5.  I have lived in British Columbia, Alberta, Saskatchewan, Manitoba, Ontario and moved around a lot with my family as a child, and also as an adult.  I was born in Exeter Ontario, after 3 days of labor – breech and with the cord around my neck 3 times.  I was told I was lucky to survive.  I think it was more that I wasn’t ready to face the world…always the chicken!

6.  My first volunteer job was working as a “candy Striper” in a local hospital in Estevan Saskatchewan.  That led me to my career of caregiver – and my eventual training as a Personal Support Worker.  That was the only big certificate I ever got for education.  I was top of my class.  I was aged 50 when I graduated and carried on working full-time til retirement at 60 yrs of age.  I had done many other jobs early in my life as a nurse’s aide.  Caregiver genes:)

7. I love music.  I love it live, loud and I can sing along.  I have seen live Burton Cummings, Randy Bachman. The Oakridge Boys, Tommy Hunter, Gordie Tapp, The Nylons, The Canadian Tenors, you name it I will attend.  Years of living in isolation gives you a hunger for entertainment, live theatre, music.

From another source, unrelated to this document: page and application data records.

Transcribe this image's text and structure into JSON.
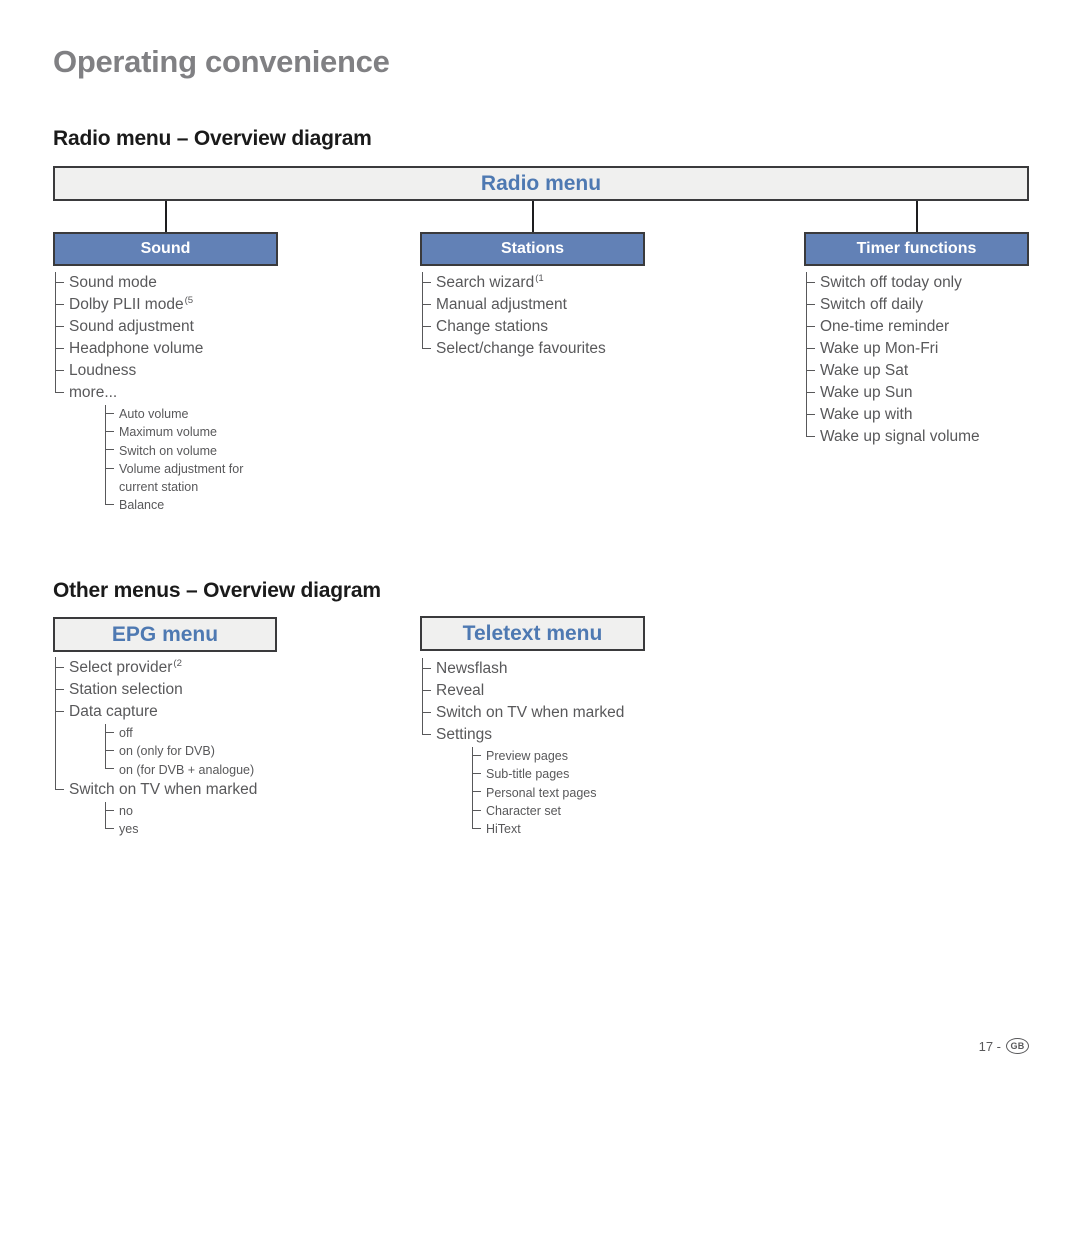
{
  "page": {
    "title": "Operating convenience",
    "footer_page": "17 -",
    "footer_region": "GB"
  },
  "sections": [
    {
      "id": "radio",
      "title": "Radio menu – Overview diagram"
    },
    {
      "id": "other",
      "title": "Other menus – Overview diagram"
    }
  ],
  "colors": {
    "root_box_fill": "#f0f0ef",
    "root_box_text": "#4e79b2",
    "child_box_fill": "#6281b6",
    "child_box_text": "#ffffff",
    "box_border": "#3a3a3c",
    "tree_text": "#58585a",
    "title_text": "#808083"
  },
  "radio_diagram": {
    "root": "Radio menu",
    "columns": [
      {
        "header": "Sound",
        "items": [
          {
            "label": "Sound mode"
          },
          {
            "label": "Dolby PLII mode",
            "sup": "(5"
          },
          {
            "label": "Sound adjustment"
          },
          {
            "label": "Headphone volume"
          },
          {
            "label": "Loudness"
          },
          {
            "label": "more...",
            "children": [
              {
                "label": "Auto volume"
              },
              {
                "label": "Maximum volume"
              },
              {
                "label": "Switch on volume"
              },
              {
                "label": "Volume adjustment for\ncurrent station"
              },
              {
                "label": "Balance"
              }
            ]
          }
        ]
      },
      {
        "header": "Stations",
        "items": [
          {
            "label": "Search wizard",
            "sup": "(1"
          },
          {
            "label": "Manual adjustment"
          },
          {
            "label": "Change stations"
          },
          {
            "label": "Select/change favourites"
          }
        ]
      },
      {
        "header": "Timer functions",
        "items": [
          {
            "label": "Switch off today only"
          },
          {
            "label": "Switch off daily"
          },
          {
            "label": "One-time reminder"
          },
          {
            "label": "Wake up Mon-Fri"
          },
          {
            "label": "Wake up Sat"
          },
          {
            "label": "Wake up Sun"
          },
          {
            "label": "Wake up with"
          },
          {
            "label": "Wake up signal volume"
          }
        ]
      }
    ]
  },
  "other_diagrams": [
    {
      "header": "EPG menu",
      "items": [
        {
          "label": "Select provider",
          "sup": "(2"
        },
        {
          "label": "Station selection"
        },
        {
          "label": "Data capture",
          "children": [
            {
              "label": "off"
            },
            {
              "label": "on (only for DVB)"
            },
            {
              "label": "on (for DVB + analogue)"
            }
          ]
        },
        {
          "label": "Switch on TV when marked",
          "children": [
            {
              "label": "no"
            },
            {
              "label": "yes"
            }
          ]
        }
      ]
    },
    {
      "header": "Teletext menu",
      "items": [
        {
          "label": "Newsflash"
        },
        {
          "label": "Reveal"
        },
        {
          "label": "Switch on TV when marked"
        },
        {
          "label": "Settings",
          "children": [
            {
              "label": "Preview pages"
            },
            {
              "label": "Sub-title pages"
            },
            {
              "label": "Personal text pages"
            },
            {
              "label": "Character set"
            },
            {
              "label": "HiText"
            }
          ]
        }
      ]
    }
  ]
}
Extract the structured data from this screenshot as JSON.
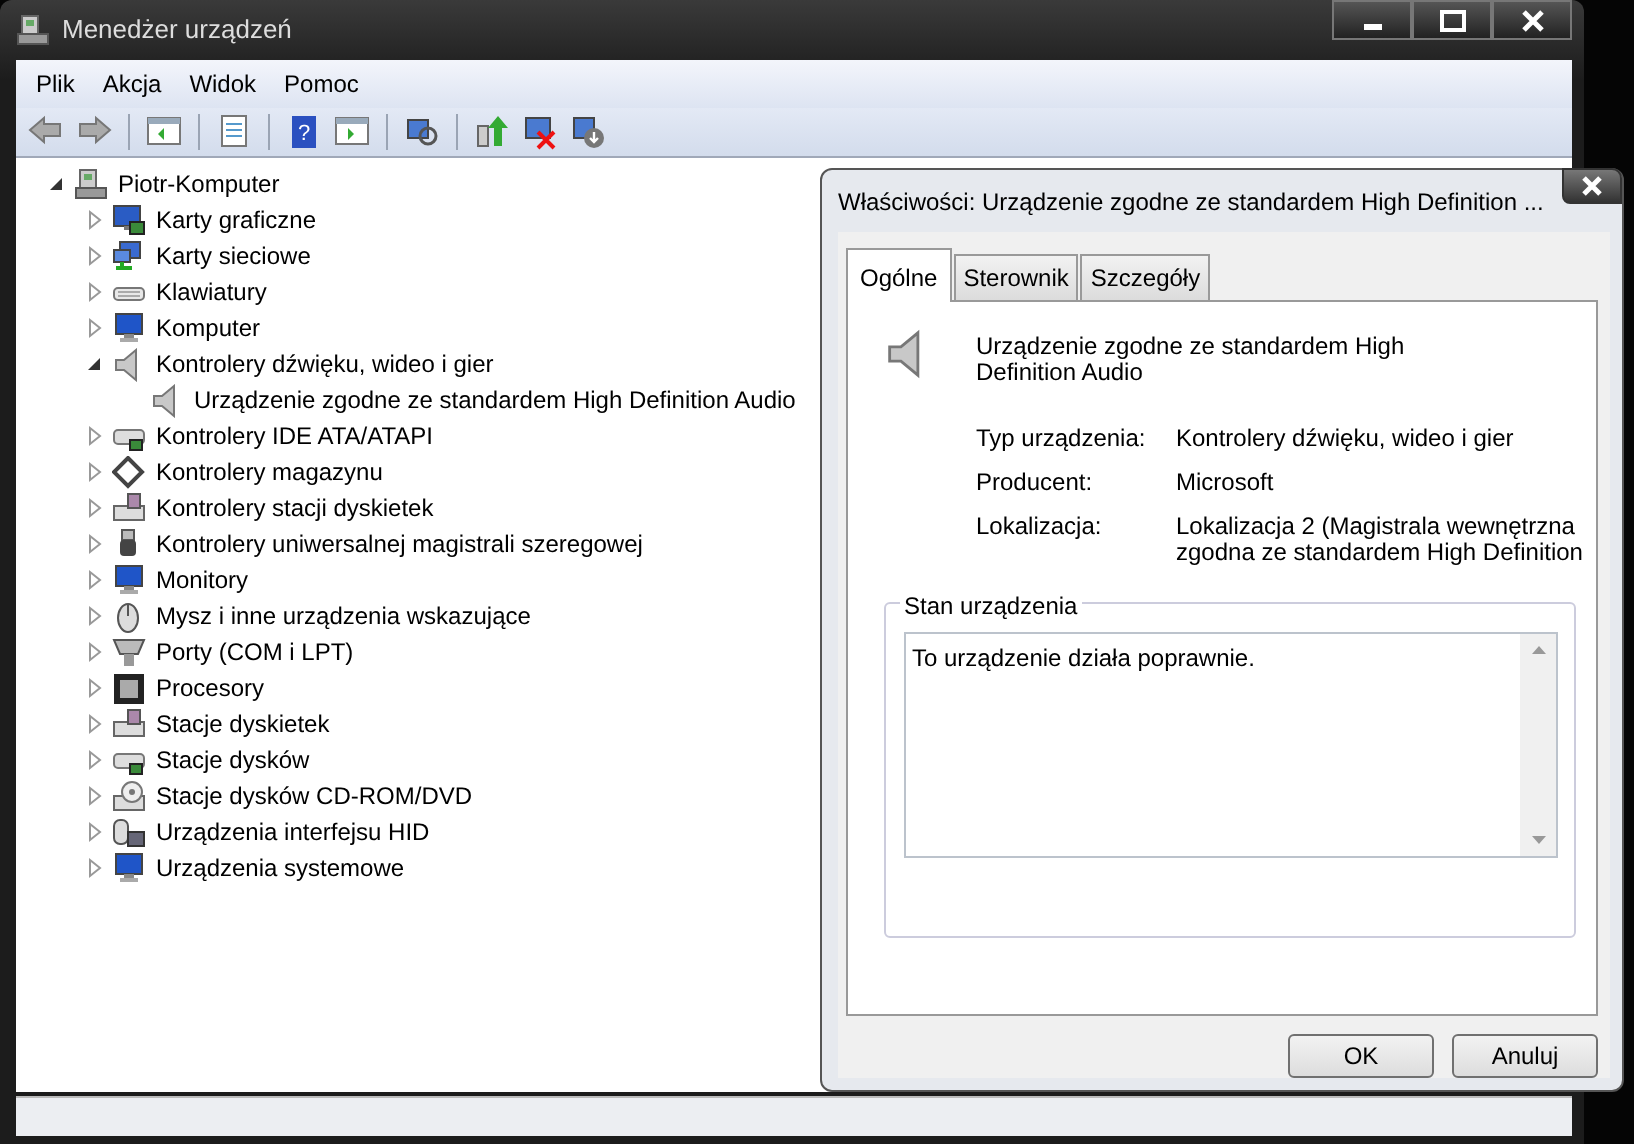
{
  "window": {
    "title": "Menedżer urządzeń"
  },
  "menu": [
    "Plik",
    "Akcja",
    "Widok",
    "Pomoc"
  ],
  "toolbar": [
    [
      {
        "kind": "back"
      },
      {
        "kind": "forward"
      }
    ],
    [
      {
        "kind": "tree-pane"
      }
    ],
    [
      {
        "kind": "properties"
      }
    ],
    [
      {
        "kind": "help",
        "glyph": "?"
      },
      {
        "kind": "action-pane"
      }
    ],
    [
      {
        "kind": "scan"
      }
    ],
    [
      {
        "kind": "update"
      },
      {
        "kind": "uninstall"
      },
      {
        "kind": "disable"
      }
    ]
  ],
  "tree": {
    "label": "Piotr-Komputer",
    "kind": "computer",
    "expanded": true,
    "children": [
      {
        "label": "Karty graficzne",
        "kind": "display",
        "expanded": false
      },
      {
        "label": "Karty sieciowe",
        "kind": "network",
        "expanded": false
      },
      {
        "label": "Klawiatury",
        "kind": "keyboard",
        "expanded": false
      },
      {
        "label": "Komputer",
        "kind": "monitor",
        "expanded": false
      },
      {
        "label": "Kontrolery dźwięku, wideo i gier",
        "kind": "speaker",
        "expanded": true,
        "children": [
          {
            "label": "Urządzenie zgodne ze standardem High Definition Audio",
            "kind": "speaker"
          }
        ]
      },
      {
        "label": "Kontrolery IDE ATA/ATAPI",
        "kind": "drive",
        "expanded": false
      },
      {
        "label": "Kontrolery magazynu",
        "kind": "storage",
        "expanded": false
      },
      {
        "label": "Kontrolery stacji dyskietek",
        "kind": "floppy",
        "expanded": false
      },
      {
        "label": "Kontrolery uniwersalnej magistrali szeregowej",
        "kind": "usb",
        "expanded": false
      },
      {
        "label": "Monitory",
        "kind": "monitor",
        "expanded": false
      },
      {
        "label": "Mysz i inne urządzenia wskazujące",
        "kind": "mouse",
        "expanded": false
      },
      {
        "label": "Porty (COM i LPT)",
        "kind": "port",
        "expanded": false
      },
      {
        "label": "Procesory",
        "kind": "cpu",
        "expanded": false
      },
      {
        "label": "Stacje dyskietek",
        "kind": "floppy",
        "expanded": false
      },
      {
        "label": "Stacje dysków",
        "kind": "drive",
        "expanded": false
      },
      {
        "label": "Stacje dysków CD-ROM/DVD",
        "kind": "cdrom",
        "expanded": false
      },
      {
        "label": "Urządzenia interfejsu HID",
        "kind": "hid",
        "expanded": false
      },
      {
        "label": "Urządzenia systemowe",
        "kind": "monitor",
        "expanded": false
      }
    ]
  },
  "dialog": {
    "title": "Właściwości: Urządzenie zgodne ze standardem High Definition ...",
    "tabs": [
      {
        "label": "Ogólne",
        "selected": true
      },
      {
        "label": "Sterownik",
        "selected": false
      },
      {
        "label": "Szczegóły",
        "selected": false
      }
    ],
    "device_name": "Urządzenie zgodne ze standardem High Definition Audio",
    "properties": [
      {
        "label": "Typ urządzenia:",
        "value": "Kontrolery dźwięku, wideo i gier"
      },
      {
        "label": "Producent:",
        "value": "Microsoft"
      },
      {
        "label": "Lokalizacja:",
        "value": "Lokalizacja 2 (Magistrala wewnętrzna zgodna ze standardem High Definition"
      }
    ],
    "status": {
      "legend": "Stan urządzenia",
      "text": "To urządzenie działa poprawnie."
    },
    "buttons": [
      "OK",
      "Anuluj"
    ]
  }
}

8.  I lived in Moosonee, Ontario for 20 years with a couple of small side trips to Porquis Junction (look that one up) and Kirkland Lake.  Northern Ontario is in my blood.  Northern Canada for that matter.   Living in isolation with a population of 1000 souls, one store, no theatres, restaurants, coffee shops, parks, no roads out to the rest of the world – gives you a viewpoint that not many will understand.  You have to live it to get it.  It gives you a great appreciation of life in the larger centres.  I don’t pass up many opportunities to see anything Live, Free, or even with admission price.  I enjoy fairs, pow wows, craft sales, anything and everything:)

9.  I learned to crochet and knit from ladies in my dad’s church.  I wasn’t allowed to go and do things that most others my age did – movies, parties, etc.  I enjoy creating things and am happy to share anything I can make.  It is like my gift to others – something of Me goes into the things I create.  I know other amazing creative souls on Twitter.  I believe they will agree with me that creativity is a gift that is to be shared.

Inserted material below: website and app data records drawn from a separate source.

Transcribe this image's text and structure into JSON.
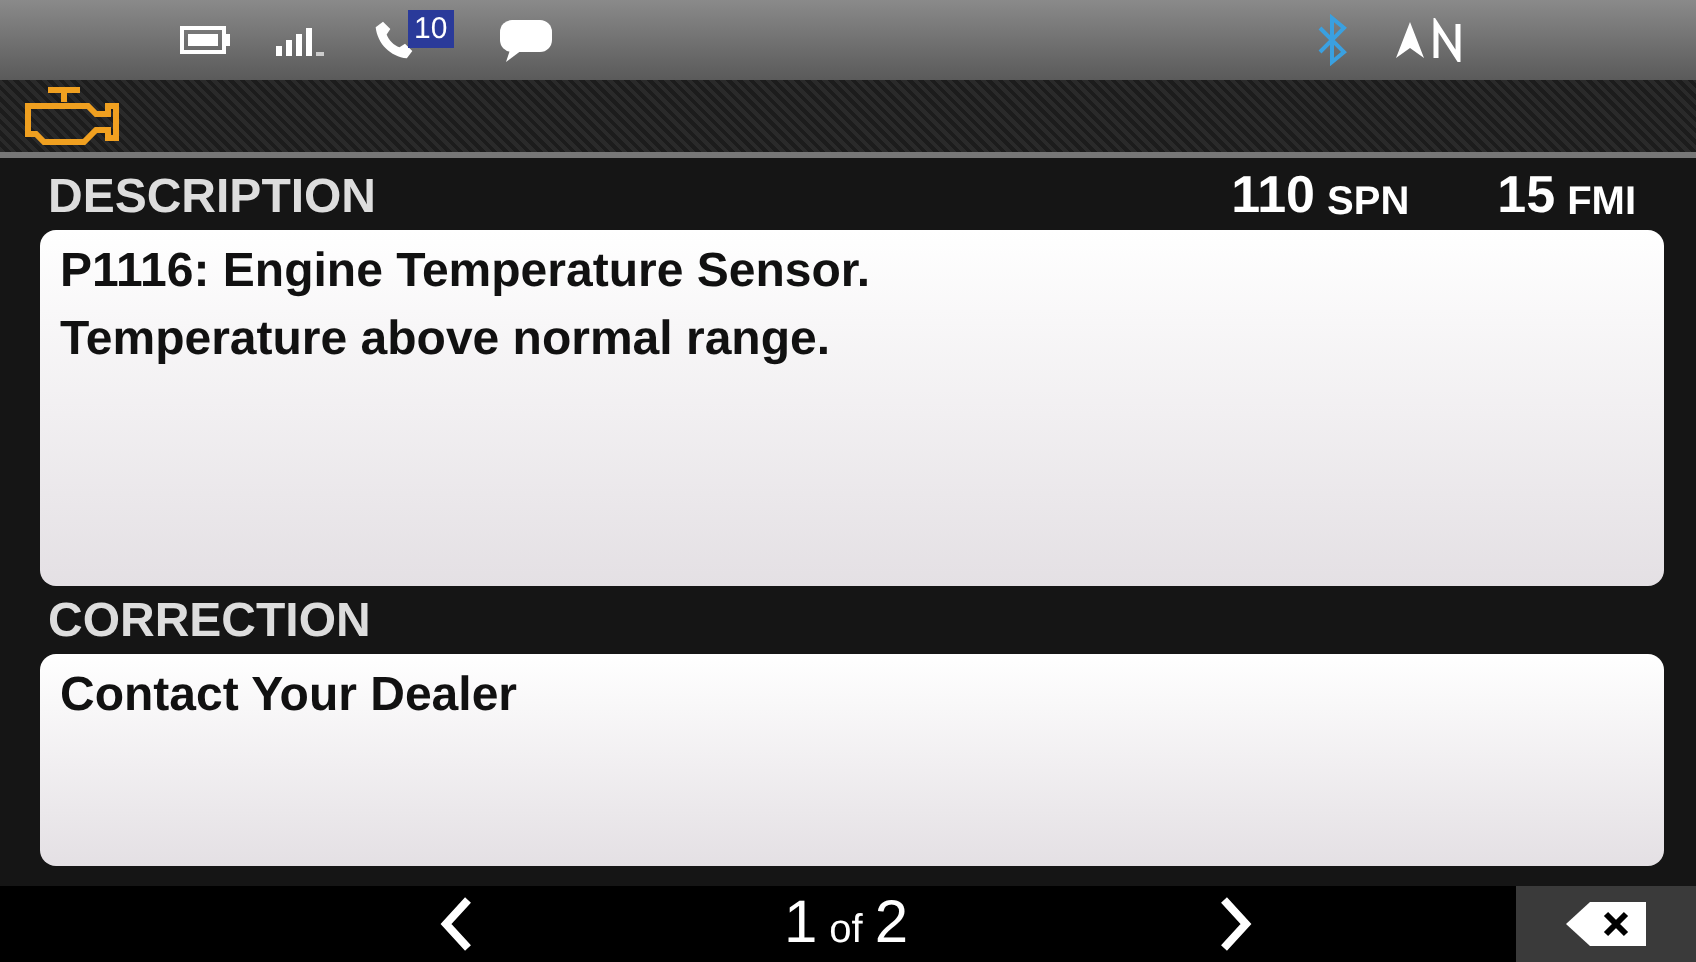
{
  "status_bar": {
    "missed_calls": "10"
  },
  "fault": {
    "description_label": "DESCRIPTION",
    "spn": {
      "value": "110",
      "unit": "SPN"
    },
    "fmi": {
      "value": "15",
      "unit": "FMI"
    },
    "description": [
      "P1116: Engine Temperature Sensor.",
      "Temperature above normal range."
    ],
    "correction_label": "CORRECTION",
    "correction": "Contact Your Dealer"
  },
  "pager": {
    "current": "1",
    "of": "of",
    "total": "2"
  }
}
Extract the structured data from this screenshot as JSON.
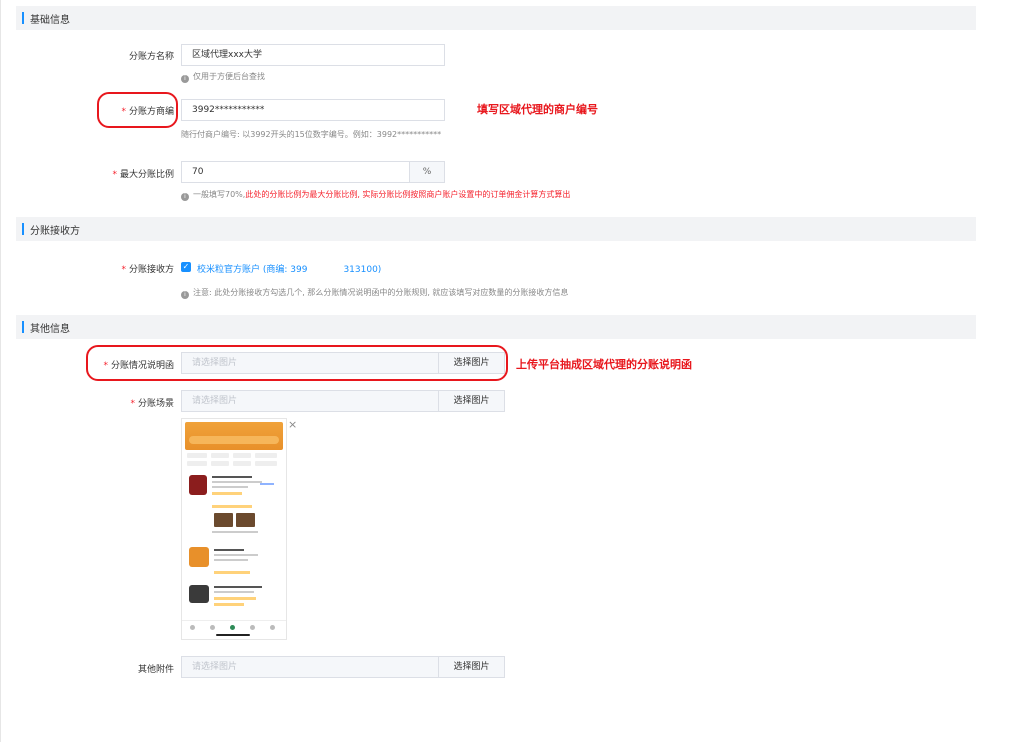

10.  My favorite food is comfort food, shepherds pie, pizza, home-made soups, My mom created the best food for us – out of many rough kitchens with wood burning stoves.  That is a challenge.  I never learned how to make pie crust though.  I still can’t.  Mom was the best cook.  I am a simple cook – straight from the heart to the tummy:)

11.  My other favorite foods are Chocolate and Coffee and I am delighted when the Internet tells us another great thing about the so-called bad foods we eat and drink.  Try and stop me:)

12.  My childhood was full of bullies.  I was afraid to go to school, to take walks, to feel safe.  I still fight that feeling and that is why I try to help others – fight for others.  I am now a senior and I see that seniors get pushed around too.  It’s time to stand tall and be brave.

13. I have traveled to various parts of the world – one of them being Hawaii (7 times)  I guess that is why I love social media and new forums like Periscope and Twitter that brings us the world to where we are.  Living in isolation for so many years I am now craving seeing more, and re-visiting by virtual tours – places I was fortunate enough to visit.

14.  I didn’t grow up wealthy,  I have had bedside tables that were glorified orange crates with a curtain with a wire holding it in place.  I was very proud to have simple things.  I still am.  I don’t judge others by where they live – or what they have, I know it is about what is inside, what the person is like that matters.

15.  Whew, I didn’t think I could get to 15 things about me.  I might be able to do another 15!  The last thing I will tell you is – I never tire of seeing a sunset, watching a storm, listening to the wind, and will always feel soothed by ocean waves and streams.

If you liked my list – as I have enjoyed reading others – please write your own list on your blog and share.  Thank you for reading.